I am always caught up quickly by Niffenegger's thoughtful prose and interesting characters. I was drawn in and captured by the promise of a truly excellent story, completely willing to believe whatever she asked of me for the sake of the adventure. A set of twins who are long estranged for unknown reasons, one living in England, Elspeth, and one in Chicago, Edy. Only Edy has children, and they are also identical twin girls, Julia and Valentina. Elspeth dies and leaves her flat in London to the twins she has never met with the stipulation that they must live there for a year, and their parents never set foot inside. The girls, incredibly young emotionally for their age (21), close only to eachother, not knowing what else to do with their lives, decide to take on the adventure. The plot involves a cemetery, which borders their new home and employs Robert, the deceased aunt's lover, who also lives in the flat below theirs. The most interesting and likable characters in the book are Martin and Marijke who live above the girl's flat. Martin has OCD that totally controls his life and drives Marijke to leave him suddenly after a long marriage to save her own sanity. I thought I had an idea of where this was all coming together, though the process and most especially the reasoning behind it, tarnished many of the characters I had come to really like. At the heart of most of their desire is selfish gratification, at any, I repeat, ANY cost! Of course these are ghosts we are dealing with here, so maybe the same moral expectations don't apply? Regardless, as the biggest part of the plan is executed, we are asked to stretch past anything that could be remotely believable. It was there I had to ask myself... Really???? Some of the characters were likable enough until then. But I, even MY gullible self, can't keep liking someone who is just plain BAD, ghost or human! I love her writing, her creativity, her imagination, the believability of many of her characters. I love the descriptions of London, the cemetery, the weather, the emotions, the history.

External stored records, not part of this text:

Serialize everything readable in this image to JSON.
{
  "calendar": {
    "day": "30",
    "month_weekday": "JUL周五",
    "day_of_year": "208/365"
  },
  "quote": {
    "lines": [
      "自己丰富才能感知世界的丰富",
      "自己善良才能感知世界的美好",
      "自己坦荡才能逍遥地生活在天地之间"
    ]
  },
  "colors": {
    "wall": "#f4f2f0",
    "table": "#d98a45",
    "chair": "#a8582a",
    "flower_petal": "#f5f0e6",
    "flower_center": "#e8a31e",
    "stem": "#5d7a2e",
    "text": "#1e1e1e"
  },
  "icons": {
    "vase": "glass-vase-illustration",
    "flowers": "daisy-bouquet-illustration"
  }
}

Ultimately, for me, I think this was a story about people getting what they asked for and realizing too late that the price was too high, then having to live (or relive) with the consequences. One very redeeming feature was Martin's ultimate truimph! A whole wonderful book could have been written about Martin himself!
I absolutely loved The Time Traveler's Wife but I had a very hard time getting into this story. It starts out very slowly, gets better for awhile but unfortunately ends with a whimper. As others have stated the storyline has a lot of potential but I felt like the writer lost interest and just leaves the reader hanging in the end.